Exercise details
Out of the records below, copy all lines in which the word "dolor" occurs.

::: Extracted entries

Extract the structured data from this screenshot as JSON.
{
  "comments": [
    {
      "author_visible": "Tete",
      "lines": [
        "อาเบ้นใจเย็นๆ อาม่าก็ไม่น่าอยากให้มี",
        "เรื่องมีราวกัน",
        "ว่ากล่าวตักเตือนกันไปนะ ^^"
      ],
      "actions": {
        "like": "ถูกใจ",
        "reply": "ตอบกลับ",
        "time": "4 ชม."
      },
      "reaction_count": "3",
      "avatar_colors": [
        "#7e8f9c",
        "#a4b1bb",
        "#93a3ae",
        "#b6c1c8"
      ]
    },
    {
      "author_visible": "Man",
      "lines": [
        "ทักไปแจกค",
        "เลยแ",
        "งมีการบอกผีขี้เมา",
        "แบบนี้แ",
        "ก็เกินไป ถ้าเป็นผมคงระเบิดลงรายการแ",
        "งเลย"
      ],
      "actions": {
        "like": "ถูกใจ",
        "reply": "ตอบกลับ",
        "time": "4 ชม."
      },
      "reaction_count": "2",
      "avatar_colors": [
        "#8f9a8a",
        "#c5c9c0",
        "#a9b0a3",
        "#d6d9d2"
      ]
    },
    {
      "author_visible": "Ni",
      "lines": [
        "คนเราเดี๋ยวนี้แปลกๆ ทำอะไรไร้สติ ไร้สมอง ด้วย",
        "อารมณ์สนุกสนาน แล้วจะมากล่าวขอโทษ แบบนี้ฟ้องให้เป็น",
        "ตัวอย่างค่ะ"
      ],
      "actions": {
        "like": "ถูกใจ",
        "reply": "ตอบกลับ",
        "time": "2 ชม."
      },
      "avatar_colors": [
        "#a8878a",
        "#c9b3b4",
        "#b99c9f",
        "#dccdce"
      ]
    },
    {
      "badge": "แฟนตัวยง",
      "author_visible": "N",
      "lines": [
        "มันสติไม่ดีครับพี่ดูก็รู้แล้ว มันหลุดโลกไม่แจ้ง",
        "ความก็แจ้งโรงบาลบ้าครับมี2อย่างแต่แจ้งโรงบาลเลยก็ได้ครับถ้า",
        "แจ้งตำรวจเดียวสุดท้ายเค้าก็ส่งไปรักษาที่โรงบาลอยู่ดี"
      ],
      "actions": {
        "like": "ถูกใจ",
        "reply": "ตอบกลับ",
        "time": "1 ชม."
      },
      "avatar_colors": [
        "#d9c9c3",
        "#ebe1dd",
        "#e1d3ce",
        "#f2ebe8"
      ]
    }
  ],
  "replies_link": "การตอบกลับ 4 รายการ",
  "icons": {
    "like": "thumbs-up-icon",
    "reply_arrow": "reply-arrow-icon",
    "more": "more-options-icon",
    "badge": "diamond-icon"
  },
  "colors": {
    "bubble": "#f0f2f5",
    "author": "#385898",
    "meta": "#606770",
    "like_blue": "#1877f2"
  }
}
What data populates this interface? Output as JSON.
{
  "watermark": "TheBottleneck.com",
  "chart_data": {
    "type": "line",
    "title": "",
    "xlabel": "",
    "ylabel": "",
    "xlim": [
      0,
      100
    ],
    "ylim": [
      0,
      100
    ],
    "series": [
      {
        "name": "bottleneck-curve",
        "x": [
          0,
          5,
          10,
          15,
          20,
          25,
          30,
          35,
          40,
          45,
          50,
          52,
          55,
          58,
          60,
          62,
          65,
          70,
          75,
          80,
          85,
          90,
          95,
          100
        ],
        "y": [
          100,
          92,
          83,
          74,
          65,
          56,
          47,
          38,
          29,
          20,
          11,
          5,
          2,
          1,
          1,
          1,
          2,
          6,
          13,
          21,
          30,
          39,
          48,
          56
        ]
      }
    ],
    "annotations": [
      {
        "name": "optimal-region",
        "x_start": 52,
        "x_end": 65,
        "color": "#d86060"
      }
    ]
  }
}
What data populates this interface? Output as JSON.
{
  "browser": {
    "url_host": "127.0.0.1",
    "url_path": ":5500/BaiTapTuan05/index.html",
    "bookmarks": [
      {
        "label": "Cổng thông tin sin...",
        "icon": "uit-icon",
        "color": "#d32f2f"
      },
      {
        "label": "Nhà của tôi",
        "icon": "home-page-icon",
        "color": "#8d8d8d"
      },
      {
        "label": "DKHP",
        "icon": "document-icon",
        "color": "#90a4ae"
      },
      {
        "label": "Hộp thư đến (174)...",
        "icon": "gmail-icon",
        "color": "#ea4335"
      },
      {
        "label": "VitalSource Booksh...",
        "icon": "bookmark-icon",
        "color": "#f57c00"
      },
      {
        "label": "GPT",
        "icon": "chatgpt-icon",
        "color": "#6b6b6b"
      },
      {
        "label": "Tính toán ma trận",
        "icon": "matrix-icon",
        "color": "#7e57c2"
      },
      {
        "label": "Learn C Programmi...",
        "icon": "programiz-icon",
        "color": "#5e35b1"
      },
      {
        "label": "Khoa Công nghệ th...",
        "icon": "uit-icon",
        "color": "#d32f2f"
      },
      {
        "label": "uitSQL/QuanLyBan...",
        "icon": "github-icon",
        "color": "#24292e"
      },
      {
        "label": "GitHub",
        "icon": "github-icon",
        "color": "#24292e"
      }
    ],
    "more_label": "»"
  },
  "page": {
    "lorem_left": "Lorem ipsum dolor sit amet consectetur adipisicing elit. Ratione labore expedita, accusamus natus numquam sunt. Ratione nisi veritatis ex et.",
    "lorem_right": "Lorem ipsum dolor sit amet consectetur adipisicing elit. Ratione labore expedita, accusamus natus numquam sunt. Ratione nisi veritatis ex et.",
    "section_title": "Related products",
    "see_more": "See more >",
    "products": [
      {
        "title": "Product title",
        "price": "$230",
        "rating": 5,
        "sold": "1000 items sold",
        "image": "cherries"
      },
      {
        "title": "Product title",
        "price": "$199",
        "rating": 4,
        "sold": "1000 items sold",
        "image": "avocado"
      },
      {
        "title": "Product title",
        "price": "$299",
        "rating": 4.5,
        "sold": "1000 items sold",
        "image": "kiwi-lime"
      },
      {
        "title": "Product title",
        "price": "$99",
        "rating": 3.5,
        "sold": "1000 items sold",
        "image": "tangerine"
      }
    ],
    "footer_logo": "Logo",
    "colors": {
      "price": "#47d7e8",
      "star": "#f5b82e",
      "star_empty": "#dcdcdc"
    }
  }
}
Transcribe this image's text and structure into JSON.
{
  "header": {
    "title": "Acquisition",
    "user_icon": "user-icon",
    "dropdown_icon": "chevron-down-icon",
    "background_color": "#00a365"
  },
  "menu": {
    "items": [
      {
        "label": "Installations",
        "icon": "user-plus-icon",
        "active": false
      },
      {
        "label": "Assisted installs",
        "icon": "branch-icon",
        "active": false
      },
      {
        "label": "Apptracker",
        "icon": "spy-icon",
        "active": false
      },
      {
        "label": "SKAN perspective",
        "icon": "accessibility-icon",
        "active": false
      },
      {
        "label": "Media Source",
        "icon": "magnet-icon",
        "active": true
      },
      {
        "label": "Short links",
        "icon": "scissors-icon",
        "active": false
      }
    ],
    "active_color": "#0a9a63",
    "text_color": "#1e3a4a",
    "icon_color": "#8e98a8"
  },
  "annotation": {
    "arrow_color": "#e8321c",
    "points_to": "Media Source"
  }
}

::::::

Written answer
    "lorem_left": "Lorem ipsum dolor sit amet consectetur adipisicing elit. Ratione labore expedita, accusamus natus numquam sunt. Ratione nisi veritatis ex et.",
    "lorem_right": "Lorem ipsum dolor sit amet consectetur adipisicing elit. Ratione labore expedita, accusamus natus numquam sunt. Ratione nisi veritatis ex et.",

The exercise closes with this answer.